South Park: Snow Day in action.

(Image credit: THQ Nordic)

Slow Day

But getting there is sometimes more of a slog than it should be. Snow Day layers its cards and levelling system atop a pretty basic foundation, and at times I was mindlessly hacking away at the hordes without having much sense of a good time. The environments are relatively small with guide markers to objectives and, while they do have secrets squirrelled-away, the rewards are often so slight I wonder why I'm bothering.

On top of that, Snow Day can at seemingly random points be brutally unforgiving. The Bullshit cards are fun, sure, but can also end a run almost instantly in certain circumstances: In one of my matches the resurrection card was used when the team was scattered across the map, and all four of us were overwhelmed and went down one-by-one in isolated spots with no chance of revival. On the one hand, great, and it was certainly a surprise. On the other, this was the fifth stage of five and sent us right back to the level's start. A bit too much Bullshit.

Snow Day is a relatively short game (you could probably blast through it in an evening), and I'm not sure there's enough meat on the bones to have you returning to its five stages. That may well be a plus for some, but the sight of various DLCs and a season pass being sold at launch leaves a bad taste in the mouth, and suggests THQ Nordic is overestimating this game's long-term appeal and not packing as much into the launch game as it should have.
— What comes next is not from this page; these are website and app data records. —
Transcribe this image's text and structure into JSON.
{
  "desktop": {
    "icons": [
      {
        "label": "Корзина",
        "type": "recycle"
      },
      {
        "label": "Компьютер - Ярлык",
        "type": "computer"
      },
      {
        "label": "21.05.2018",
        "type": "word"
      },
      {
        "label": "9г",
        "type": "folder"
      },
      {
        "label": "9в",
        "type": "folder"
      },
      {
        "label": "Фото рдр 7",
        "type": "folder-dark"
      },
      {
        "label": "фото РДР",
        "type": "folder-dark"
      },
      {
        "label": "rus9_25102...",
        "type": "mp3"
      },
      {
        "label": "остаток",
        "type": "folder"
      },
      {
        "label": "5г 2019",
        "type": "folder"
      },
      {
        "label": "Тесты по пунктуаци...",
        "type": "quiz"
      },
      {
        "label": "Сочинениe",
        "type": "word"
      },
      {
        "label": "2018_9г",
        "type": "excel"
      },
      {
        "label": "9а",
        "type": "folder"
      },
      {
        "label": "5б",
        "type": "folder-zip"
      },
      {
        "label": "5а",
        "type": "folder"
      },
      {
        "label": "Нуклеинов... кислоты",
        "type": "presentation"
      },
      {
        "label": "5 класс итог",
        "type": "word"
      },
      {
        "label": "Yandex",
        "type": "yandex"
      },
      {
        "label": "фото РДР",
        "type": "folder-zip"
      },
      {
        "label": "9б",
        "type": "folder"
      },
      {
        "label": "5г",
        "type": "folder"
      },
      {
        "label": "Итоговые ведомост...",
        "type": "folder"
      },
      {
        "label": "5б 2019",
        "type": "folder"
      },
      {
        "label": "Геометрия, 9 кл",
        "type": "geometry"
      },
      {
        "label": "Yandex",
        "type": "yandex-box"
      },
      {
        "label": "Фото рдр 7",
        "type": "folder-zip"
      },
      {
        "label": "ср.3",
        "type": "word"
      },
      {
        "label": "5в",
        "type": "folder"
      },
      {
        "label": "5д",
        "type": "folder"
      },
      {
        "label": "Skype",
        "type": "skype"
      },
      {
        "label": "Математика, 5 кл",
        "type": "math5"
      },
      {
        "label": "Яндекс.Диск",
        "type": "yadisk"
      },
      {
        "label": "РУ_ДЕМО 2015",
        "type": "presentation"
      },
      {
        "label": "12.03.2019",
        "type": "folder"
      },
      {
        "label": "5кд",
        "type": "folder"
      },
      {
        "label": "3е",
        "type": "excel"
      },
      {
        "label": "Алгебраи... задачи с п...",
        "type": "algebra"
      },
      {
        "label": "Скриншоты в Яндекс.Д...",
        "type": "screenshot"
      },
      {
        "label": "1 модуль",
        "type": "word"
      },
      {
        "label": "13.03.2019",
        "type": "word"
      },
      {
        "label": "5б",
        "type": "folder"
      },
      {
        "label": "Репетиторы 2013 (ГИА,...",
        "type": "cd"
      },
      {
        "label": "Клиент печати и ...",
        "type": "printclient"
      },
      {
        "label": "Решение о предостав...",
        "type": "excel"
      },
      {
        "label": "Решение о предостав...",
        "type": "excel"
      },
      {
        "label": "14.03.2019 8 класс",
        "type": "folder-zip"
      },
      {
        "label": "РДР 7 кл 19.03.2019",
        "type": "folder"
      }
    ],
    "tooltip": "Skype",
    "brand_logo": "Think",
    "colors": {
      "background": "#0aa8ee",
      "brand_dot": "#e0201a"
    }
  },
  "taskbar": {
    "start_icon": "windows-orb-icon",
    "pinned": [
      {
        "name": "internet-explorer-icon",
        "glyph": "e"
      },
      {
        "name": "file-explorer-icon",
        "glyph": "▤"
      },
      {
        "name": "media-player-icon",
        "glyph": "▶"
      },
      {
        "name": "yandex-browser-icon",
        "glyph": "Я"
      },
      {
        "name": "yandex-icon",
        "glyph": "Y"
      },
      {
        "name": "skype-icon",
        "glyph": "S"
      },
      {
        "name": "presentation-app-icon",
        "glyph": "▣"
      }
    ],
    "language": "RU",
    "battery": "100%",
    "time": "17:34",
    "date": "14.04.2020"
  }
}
It does deliver on the licence, and by far the most charming element of Snow Day are the various South Park characters scattered around the environments and their incidental dialogue. There's a whole bunch of toilet humor, of course, but other jokes that caught me off guard and made me smile: probably the best element is the running commentary from Cartman and the other kids, depending on the level, where they constantly pick up your over-reliance on defending, or that player 1 has been downed a lot in this match. There are even a few great running gags, like the town's main currency in this lockdown being toilet paper.

But in the end it's a little unsatisfying: This is not a game that over-delivers with levels and modes. It has a simple and fun combat system that just about bears the repetition, and good upgrade paths, but without the depth or emergent possibilities to encourage repeated experimenting. At its best it can be camaraderie against chaos, the kind of backs-to-the-wall gauntlet we all love in a good horde mode, but all-too-often it middles along somewhere below that, even lapsing into being trivially easy and little more than a collectathon for sizeable stretches.

All of which leads to the almost inevitable massive cop-out: if you like South Park, and have a few buddies who do too, then Snow Day delivers just about enough to while away a few fun evenings in these characters' company. But there are much better co-op experiences out there and, to be honest, much better South Park videogames too. Snow Day is fun enough for a little while but, just like the real thing, the novelty soon wears off.

The Verdict
South Park: Snow Day

A charming but slight co-op action game where a basic combat system is elevated by clever bonuses and abilities, and half the pleasure is the world's incidental details.

Rich Stanton

Rich is a games journalist with 15 years' experience, beginning his career on Edge magazine before working for a wide range of outlets, including Ars Technica, Eurogamer, GamesRadar+, Gamespot, the Guardian, IGN, the New Statesman, Polygon, and Vice. He was the editor of Kotaku UK, the UK arm of Kotaku, for three years before joining PC Gamer. He is the author of a Brief History of Video Games, a full history of the medium, which the Midwest Book Review described as "[a] must-read for serious minded game historians and curious video game connoisseurs alike."